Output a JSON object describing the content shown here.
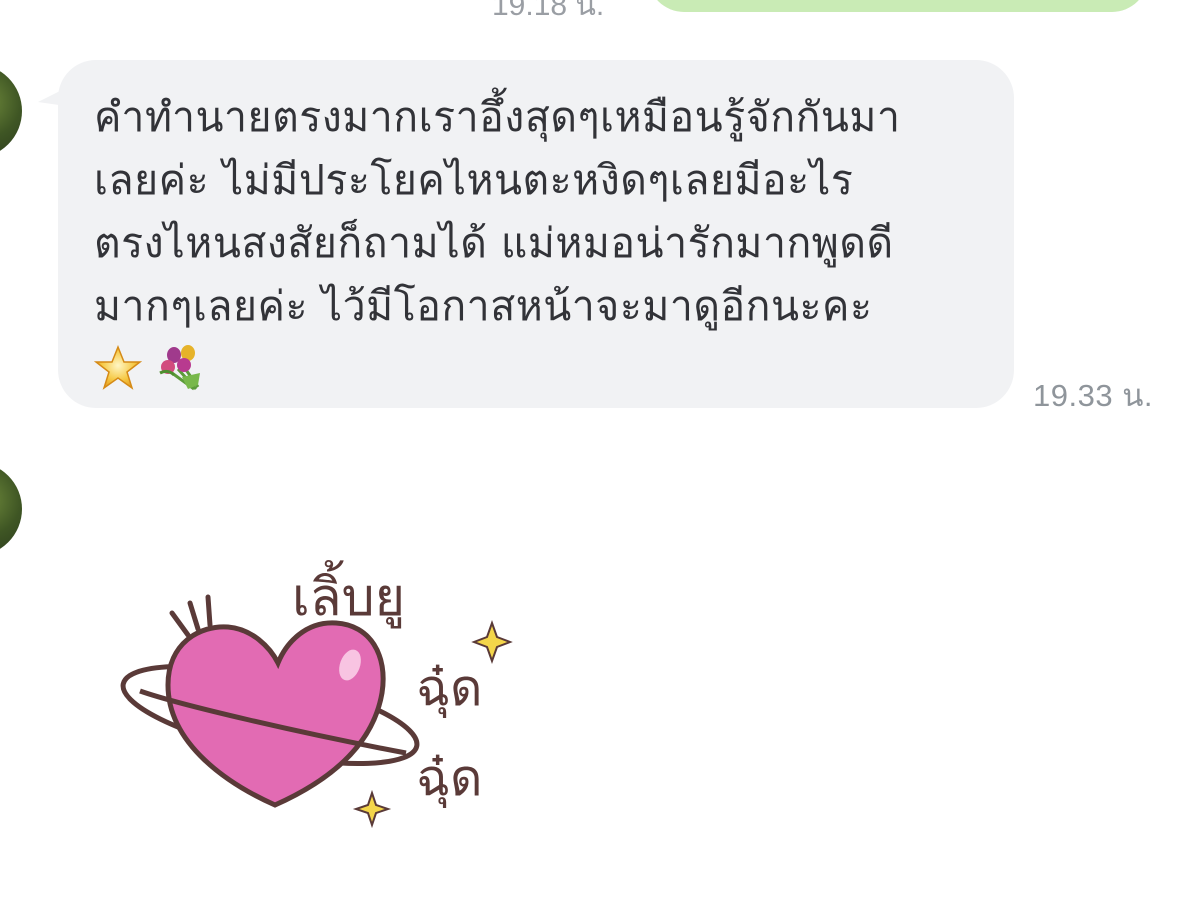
{
  "previous_message": {
    "time": "19.18 น."
  },
  "message": {
    "text_lines": [
      "คำทำนายตรงมากเราอึ้งสุดๆเหมือนรู้จักกันมา",
      "เลยค่ะ ไม่มีประโยคไหนตะหงิดๆเลยมีอะไร",
      "ตรงไหนสงสัยก็ถามได้ แม่หมอน่ารักมากพูดดี",
      "มากๆเลยค่ะ ไว้มีโอกาสหน้าจะมาดูอีกนะคะ"
    ],
    "emojis": [
      "star-emoji",
      "bouquet-emoji"
    ],
    "time": "19.33 น."
  },
  "sticker": {
    "caption": "เลิ้บยู ฉุ๋ด ฉุ๋ด",
    "icon": "heart-planet-sticker",
    "colors": {
      "heart": "#e26bb3",
      "outline": "#5a3a38",
      "sparkle": "#f4d64a"
    }
  },
  "colors": {
    "incoming_bubble": "#f1f2f4",
    "outgoing_bubble": "#c9ebb5",
    "timestamp": "#8f959b"
  }
}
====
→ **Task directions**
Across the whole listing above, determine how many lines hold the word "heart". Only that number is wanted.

→ **Exercise answer**
2